“It’s not a huge effect, but it’s a positive effect,” Ronald Petersen, director of the Alzheimer’s Disease Research Center at the Mayo Clinic, who didn’t work on the drug, tells Reuters.
The New York Times reports that the trial included participants with either mild dementia (often a precursor to Alzheimer’s) or early-stage Alzheimer’s disease. That makes it the largest study to date intended to determine whether clearing the brain of amyloid plaques, a feature of Alzheimer’s, slows the progression of the disease, according to the Times. The results have not yet been peer-reviewed.
Eisai chairman and chief executive Ivan Cheung told reporters at a Tuesday press briefing that this was “the first definitively positive large clinical trial to show that you can indeed slow down Alzheimer’s disease at this very early symptomatic stage,” according to the Times.
Both Eisai and Biogen are already pursuing accelerated FDA approval for the drug, according to The Washington Post. Eisai announced today that it will also seek full FDA approval, which the Post reports would make it more likely that Medicare and other insurers would cover the drug.

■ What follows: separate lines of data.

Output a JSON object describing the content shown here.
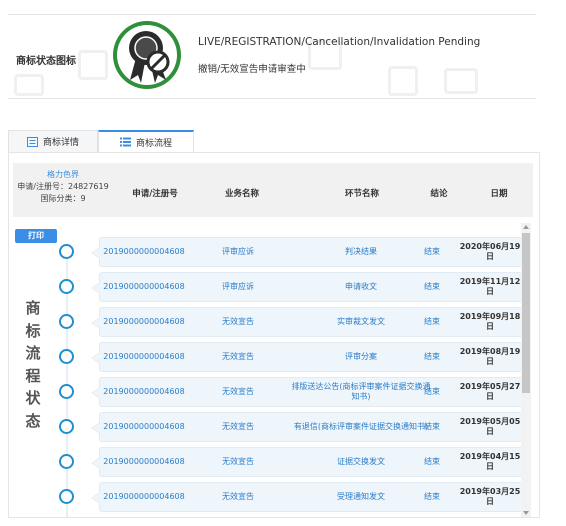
{
  "status": {
    "label": "商标状态图标",
    "text_en": "LIVE/REGISTRATION/Cancellation/Invalidation Pending",
    "text_cn": "撤销/无效宣告申请审查中",
    "badge_icon": "ribbon-award-prohibited-icon",
    "badge_color": "#2f8f3a"
  },
  "tabs": [
    {
      "label": "商标详情",
      "icon": "document-list-icon",
      "active": false
    },
    {
      "label": "商标流程",
      "icon": "list-lines-icon",
      "active": true
    }
  ],
  "mark": {
    "name": "格力色界",
    "reg_number": "申请/注册号：24827619",
    "intl_class": "国际分类：9"
  },
  "table_headers": [
    "申请/注册号",
    "业务名称",
    "环节名称",
    "结论",
    "日期"
  ],
  "print_label": "打印",
  "process_title": "商标流程状态",
  "rows": [
    {
      "reg": "2019000000004608",
      "business": "评审应诉",
      "step": "判决结果",
      "result": "结束",
      "date": "2020年06月19日"
    },
    {
      "reg": "2019000000004608",
      "business": "评审应诉",
      "step": "申请收文",
      "result": "结束",
      "date": "2019年11月12日"
    },
    {
      "reg": "2019000000004608",
      "business": "无效宣告",
      "step": "实审裁文发文",
      "result": "结束",
      "date": "2019年09月18日"
    },
    {
      "reg": "2019000000004608",
      "business": "无效宣告",
      "step": "评审分案",
      "result": "结束",
      "date": "2019年08月19日"
    },
    {
      "reg": "2019000000004608",
      "business": "无效宣告",
      "step": "排版送达公告(商标评审案件证据交换通知书)",
      "result": "结束",
      "date": "2019年05月27日"
    },
    {
      "reg": "2019000000004608",
      "business": "无效宣告",
      "step": "有退信(商标评审案件证据交换通知书)",
      "result": "结束",
      "date": "2019年05月05日"
    },
    {
      "reg": "2019000000004608",
      "business": "无效宣告",
      "step": "证据交换发文",
      "result": "结束",
      "date": "2019年04月15日"
    },
    {
      "reg": "2019000000004608",
      "business": "无效宣告",
      "step": "受理通知发文",
      "result": "结束",
      "date": "2019年03月25日"
    }
  ],
  "colors": {
    "accent": "#3a8ee6",
    "node": "#1f8fd0",
    "row_bg": "#eef5fb",
    "link": "#2a7dc9"
  }
}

Lecanemab follows on the heels of Aduhelm, another Alzheimer’s drug developed by Biogen and Eisai, which also targets amyloid plaques in the brain but has largely been considered a failure following its controversial FDA approval, the Associated Press reports, due to weak and conflicting clinical data and many insurers declining to foot the bill of $56,000 per year for treatments. Though experts who spoke to the Times and the Post expressed caution about making predictions based on preliminary results, they generally expect lecanemab to fare better than Aduhelm did.
“A 27 percent slowing of deterioration seems like a modest effect, but for patients with Alzheimer’s, this could be very meaningful,” University of California, San Francisco, neurologist Gil Rabinovici, who wasn’t involved in the drug’s development, tells the Post.